Brain Health Takes Center Stage at 2022 MHSRS
During a detailed presentation on the first full day of the 2022 Military Health System Research Symposium in Kissimmee, Florida, Capt. Travis Polk made the case for recalibrating the study of Warfighter brain health – to include traumatic brain injury – across the entirety of the U.S. military. Noting the issue's ripple-like effect across both people and communities, Polk made the case for treating brain health as a global issue – and one requiring a globally-focused solution.
"I think everyone here is familiar with the burden of TBI," said Polk, who serves as the director of the U.S. Army Medical Research and Development Command's Combat Casualty Care Research Program, to the assembled crowd, "but we have to consider, perhaps more broadly, that there are both personal and societal impacts to brain injury – and that this is an issue that has even greater impact in poorer and developing countries."
The bulk of the research designed to tackle that very issue remains rooted in U.S. military efforts, as it has for decades. With more than 282,000 Service Members diagnosed with a first-time TBI since 2007, brain health remains a top concern of the U.S. Department of Defense; an issue that can impact both Soldier readiness and resiliency in varying degrees. The military medical community is placing substantial faith in the recently-released DOD Warfighter Brain Health Initiative Strategy and Action Plan, the tenets of which will seek to guide the synchronization of research efforts to optimize brain health and counter TBI.
"To be an adequate Warfighter, you need to have cognitive skills on par with physical skills," said Katherine Lee, a senior policy analyst for DOD's Health Affairs, who shared the stage alongside Polk during their hour-long presentation –attended by more than 150 people. "We now have a plan," she said, referencing the DOD: WBHI, "and we are now in full execution mode."
In short, the goal of the DOD: WBHI is to maximize overall brain health and function across garrison, training and deployed environments. The plan's five distinct lines of effort cover a wide swath of territory; from cognitive performance to the mitigation of brain threats to the translation of raw data into results.

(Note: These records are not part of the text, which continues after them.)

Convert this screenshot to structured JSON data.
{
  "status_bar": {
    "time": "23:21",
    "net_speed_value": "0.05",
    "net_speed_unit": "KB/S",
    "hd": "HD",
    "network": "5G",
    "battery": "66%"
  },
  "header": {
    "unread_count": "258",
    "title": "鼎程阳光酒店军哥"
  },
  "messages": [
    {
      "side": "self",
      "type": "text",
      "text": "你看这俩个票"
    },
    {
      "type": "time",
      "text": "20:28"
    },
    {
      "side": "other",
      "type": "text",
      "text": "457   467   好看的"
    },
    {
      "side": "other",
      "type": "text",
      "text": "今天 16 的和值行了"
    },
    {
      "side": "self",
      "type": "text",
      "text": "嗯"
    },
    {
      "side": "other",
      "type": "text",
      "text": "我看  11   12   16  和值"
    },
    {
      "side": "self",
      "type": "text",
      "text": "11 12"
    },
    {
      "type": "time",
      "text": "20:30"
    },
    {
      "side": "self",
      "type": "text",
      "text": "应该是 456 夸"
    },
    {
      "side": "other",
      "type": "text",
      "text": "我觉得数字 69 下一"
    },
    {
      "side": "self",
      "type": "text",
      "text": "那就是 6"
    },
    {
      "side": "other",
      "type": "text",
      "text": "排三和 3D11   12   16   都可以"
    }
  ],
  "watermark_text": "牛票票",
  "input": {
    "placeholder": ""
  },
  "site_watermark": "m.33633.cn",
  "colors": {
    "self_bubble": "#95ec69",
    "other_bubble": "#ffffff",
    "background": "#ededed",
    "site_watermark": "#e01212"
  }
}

On this last point, Lee was most eager to discuss the plan's bedrock provision: establishing baselines of cognition for every single Service Member via cognitive tests administered every five years.
"If you don't know what cognition is, you can't repair it," said Lee. "This will help us get a clearer picture of brain health and how it is being impacted."
Polk similarly highlighted the release of the DOD: WBHI as a tool to help pull together the various strands of brain health research into a single thread – thereby establishing the kind of overarching discipline required to make strong and positive impacts in the future.
"Those who have TBIs are often also injured elsewhere, they also have polytrauma," said Polk. "This is an area – these types of concomitant injuries – that we don't understand well currently."
Moving forward, both Lee and Polk suggest the keys to unleashing the full potential of the DOD: WBHI may lay in both an increased investment in wearable technology, along with a renewed focus on how, exactly, TBI is treated within the medical profession. The former has seen increased attention within USAMRDC – and the larger DOD as well – over the past few years specifically, while the latter is viewed as an eventual beneficiary of the data collected by such wearable devices. In all, it's a bold and detailed plan – one that seeks to provide healthcare solutions for the U.S. Warfighter and, perhaps, those elsewhere, too.
"We need to understand the scope of the problem better," says Polk. "We're trying to better define TBI strategy for the future."